  41. 41.
    Da Silva AC, Steinberg LL, Coutinho AV, Lima RI, Fernandez AC, Neder JA, Tufik S, Mello MT. Breathing pattern of athletes with cerebral palsy. Dev Med Child Neurol. 2005;47(4):286–7.PubMedCrossRefGoogle Scholar
  42. 42.
    Reilly S, Skuse D, Poblete X. Prevalence of feeding problems and oral motor dysfunction in children with cerebral palsy: a community survey. J Pediatr. 1996;129(6):877–82.PubMedCrossRefGoogle Scholar
  43. 43.
    Vaal J, Van Soest AJ, Hopkins B, Sie LTL, Van der Knaap MS. Development of spontaneous leg movements in infants with and without periventricular leukomalacia. Exp Brain Res. 2000;135(1):94–105.PubMedCrossRefGoogle Scholar
  44. 44.
    Russman BS, Ashwal S. Evaluation of the child with cerebral palsy. Semin Pediatr Neurol. 2004;11(1):47–57.PubMedCrossRefGoogle Scholar
  45. 45.
    Santos MT, Batista R, Previtali E, Ortega A, Nascimento O, Jardim J. Oral motor performance in spastic cerebral palsy individuals: are hydration and nutritional status associated? J Oral Pathol Med. 2012;41(2):153–7.PubMedCrossRefGoogle Scholar
  46. 46.
    Wilson EM, Hustad KC. Early feeding abilities in children with cerebral palsy: a parental report study. J Med Speech Lang Pathol. 2009;17(1):31–44.Google Scholar
  47. 47.
    Gisel EG, Alphonce E, Ramsay M. Assessment of ingestive and oral praxis skills: children with cerebral palsy vs. controls. Dysphagia. 2000;15(4):236–44.PubMedCrossRefGoogle Scholar
  48. 48.
    Benfer KA, Weir KA, Bell KL, Ware RS, Davies PS, Boyd RN. Clinical signs suggestive of pharyngeal dysphagia in preschool children with cerebral palsy. Res Dev Disabil. 2015;38:192–201.PubMedCrossRefGoogle Scholar
  49. 49.
    Logemann JA. Therapy for children with swallowing disorders in the educational setting. Lang Speech Hear Serv Sch. 2000;31(1):50–5.PubMedCrossRefGoogle Scholar
  50. 50.
    Arvedson JC. Assessment of pediatric dysphagia and feeding disorders: clinical and instrumental approaches. Dev Disabil Res Rev. 2008;14:118–27.PubMedCrossRefGoogle Scholar

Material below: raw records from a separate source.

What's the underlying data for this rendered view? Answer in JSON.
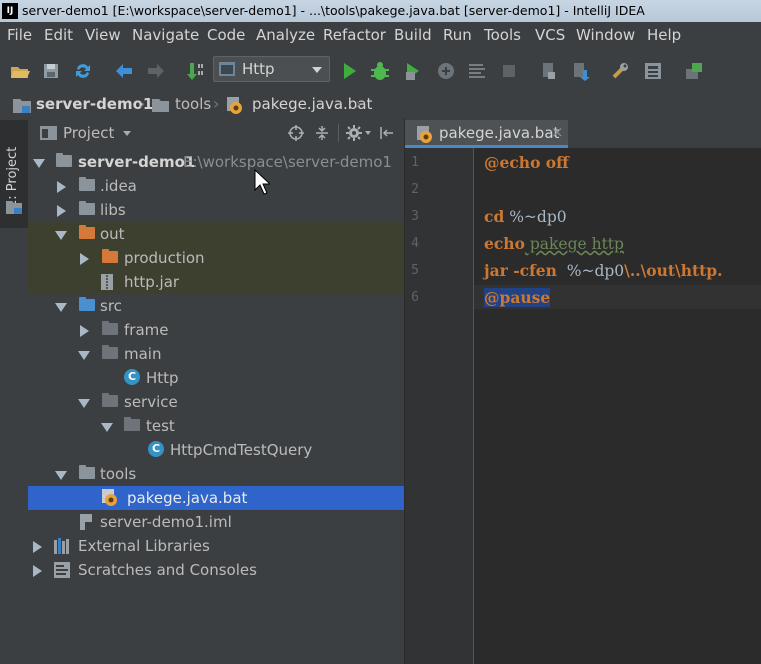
{
  "window": {
    "title": "server-demo1 [E:\\workspace\\server-demo1] - ...\\tools\\pakege.java.bat [server-demo1] - IntelliJ IDEA",
    "app_badge": "IJ"
  },
  "menu": [
    "File",
    "Edit",
    "View",
    "Navigate",
    "Code",
    "Analyze",
    "Refactor",
    "Build",
    "Run",
    "Tools",
    "VCS",
    "Window",
    "Help"
  ],
  "toolbar": {
    "run_config": "Http"
  },
  "breadcrumb": [
    "server-demo1",
    "tools",
    "pakege.java.bat"
  ],
  "side_strip": {
    "project_tab": "1: Project"
  },
  "project_panel": {
    "title": "Project",
    "tree": [
      {
        "label": "server-demo1",
        "path": "E:\\workspace\\server-demo1"
      },
      {
        "label": ".idea"
      },
      {
        "label": "libs"
      },
      {
        "label": "out"
      },
      {
        "label": "production"
      },
      {
        "label": "http.jar"
      },
      {
        "label": "src"
      },
      {
        "label": "frame"
      },
      {
        "label": "main"
      },
      {
        "label": "Http"
      },
      {
        "label": "service"
      },
      {
        "label": "test"
      },
      {
        "label": "HttpCmdTestQuery"
      },
      {
        "label": "tools"
      },
      {
        "label": "pakege.java.bat"
      },
      {
        "label": "server-demo1.iml"
      },
      {
        "label": "External Libraries"
      },
      {
        "label": "Scratches and Consoles"
      }
    ]
  },
  "editor": {
    "tab_label": "pakege.java.bat",
    "line_numbers": [
      "1",
      "2",
      "3",
      "4",
      "5",
      "6"
    ],
    "code": {
      "l1_kw": "@echo off",
      "l3_kw": "cd",
      "l3_rest": " %~dp0",
      "l4_kw": "echo",
      "l4_rest": " pakege http",
      "l5_kw": "jar -cfen",
      "l5_rest": "  %~dp0",
      "l5_tail": "\\..\\out\\http.",
      "l6_kw": "@pause"
    }
  },
  "colors": {
    "selection": "#2f65ca",
    "excluded_bg": "#3d3f2f",
    "keyword": "#cc7832"
  }
}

Copyright information

© Springer Science+Business Media, LLC, part of Springer Nature 2018

Authors and Affiliations

  • Avinash Mishra
    • 1
  • Georgia A. Malandraki
    • 2
  • Justine J. Sheppard
    • 3
  • Andrew M. Gordon
    • 3
  • Erika S. Levy
    • 3
  • Michelle S. Troche
    • 3
    Email author
  1. 1.Department of Speech, Language, and Hearing SciencesUniversity of ConnecticutStorrsUSA
  2. 2.Department of Speech, Language, and Hearing SciencesPurdue UniversityWest LafayetteUSA
  3. 3.Department of Biobehavioral Sciences, Teachers CollegeColumbia UniversityNew YorkUSA

Personalised recommendations